At least eight people are believed to have been killed in days of street violence in the capital, Khartoum, as the abrupt collapse of Sudan's transition to democracy sparked an international outcry.

Washington joined world powers, the UN Security Council, the African Union and Arab League in what Biden said was an "international chorus" of condemnation of the military takeover.

"I urge Sudan's military leaders to immediately release all those detained and restore the institutions associated with the transitional government," Biden said.

"Freedom, equality, government under rule of law, and respect for human rights must be the foundation for future security and prosperity in Sudan, just as they are all around the world," he added.

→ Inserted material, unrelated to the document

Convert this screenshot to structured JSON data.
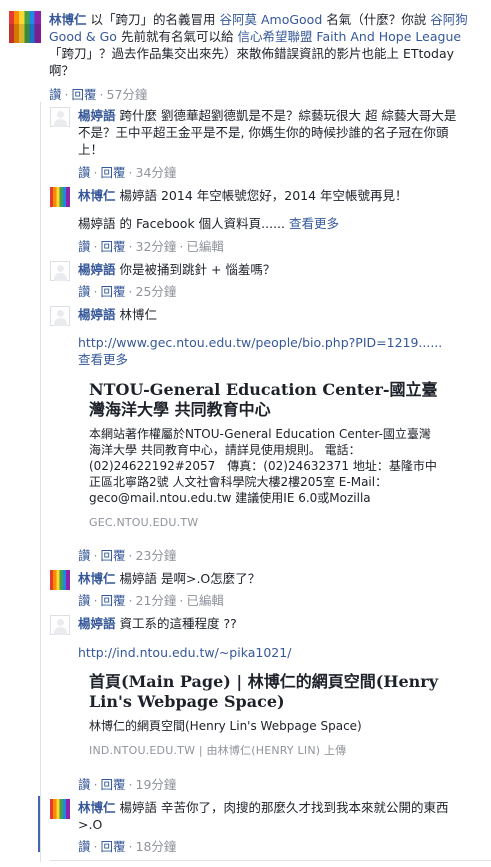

Earlier this week, the US paused $700m in emergency assistance to Sudan in response to the military takeover, and said it was looking at what further measures it would enact to push the country back towards its democratic transition process.

The World Bank followed suit on Wednesday, pausing the disbursement of all operations as it monitors the situation.